▶ RECORDS
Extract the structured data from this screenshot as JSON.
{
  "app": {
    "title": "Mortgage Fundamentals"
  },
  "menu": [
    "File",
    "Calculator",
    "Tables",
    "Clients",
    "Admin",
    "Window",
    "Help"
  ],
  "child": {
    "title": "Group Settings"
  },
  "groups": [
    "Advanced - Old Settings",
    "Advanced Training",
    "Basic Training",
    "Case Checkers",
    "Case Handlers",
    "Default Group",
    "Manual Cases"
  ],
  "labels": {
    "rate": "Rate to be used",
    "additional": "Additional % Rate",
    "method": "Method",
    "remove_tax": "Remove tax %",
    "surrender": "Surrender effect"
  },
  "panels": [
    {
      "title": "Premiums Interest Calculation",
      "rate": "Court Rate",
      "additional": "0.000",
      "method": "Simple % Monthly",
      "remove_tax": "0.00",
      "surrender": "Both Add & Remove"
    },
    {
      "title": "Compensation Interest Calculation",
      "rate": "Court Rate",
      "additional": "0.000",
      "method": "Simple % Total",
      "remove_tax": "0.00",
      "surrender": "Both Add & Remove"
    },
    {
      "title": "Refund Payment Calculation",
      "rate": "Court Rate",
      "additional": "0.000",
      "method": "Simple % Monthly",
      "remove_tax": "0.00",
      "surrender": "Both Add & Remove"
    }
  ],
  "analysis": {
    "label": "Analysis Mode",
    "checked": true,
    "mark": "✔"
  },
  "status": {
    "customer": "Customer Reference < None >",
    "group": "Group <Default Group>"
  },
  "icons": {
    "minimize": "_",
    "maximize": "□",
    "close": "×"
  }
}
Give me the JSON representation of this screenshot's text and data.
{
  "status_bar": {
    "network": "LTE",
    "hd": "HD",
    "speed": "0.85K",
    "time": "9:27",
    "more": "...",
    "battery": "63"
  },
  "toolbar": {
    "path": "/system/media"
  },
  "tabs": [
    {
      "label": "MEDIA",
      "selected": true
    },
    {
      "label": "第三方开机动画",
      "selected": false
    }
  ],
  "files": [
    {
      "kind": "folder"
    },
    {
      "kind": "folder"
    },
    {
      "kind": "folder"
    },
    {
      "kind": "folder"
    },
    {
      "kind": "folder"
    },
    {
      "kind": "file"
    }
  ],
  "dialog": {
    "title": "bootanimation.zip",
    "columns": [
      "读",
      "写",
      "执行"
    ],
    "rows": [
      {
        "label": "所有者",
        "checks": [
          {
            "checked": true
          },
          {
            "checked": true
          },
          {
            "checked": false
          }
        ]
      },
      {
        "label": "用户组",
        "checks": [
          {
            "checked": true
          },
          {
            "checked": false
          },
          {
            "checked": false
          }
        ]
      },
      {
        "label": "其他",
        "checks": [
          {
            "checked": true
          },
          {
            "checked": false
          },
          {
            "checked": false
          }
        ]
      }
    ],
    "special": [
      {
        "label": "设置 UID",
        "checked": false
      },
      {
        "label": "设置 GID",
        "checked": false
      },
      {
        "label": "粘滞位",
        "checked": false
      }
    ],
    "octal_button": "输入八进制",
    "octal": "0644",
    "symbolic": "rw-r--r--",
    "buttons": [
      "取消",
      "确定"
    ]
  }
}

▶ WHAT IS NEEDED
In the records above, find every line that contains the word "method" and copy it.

▶ SOLUTION TO THIS EXERCISE
    "method": "Method",
      "method": "Simple % Monthly",
      "method": "Simple % Total",
      "method": "Simple % Monthly",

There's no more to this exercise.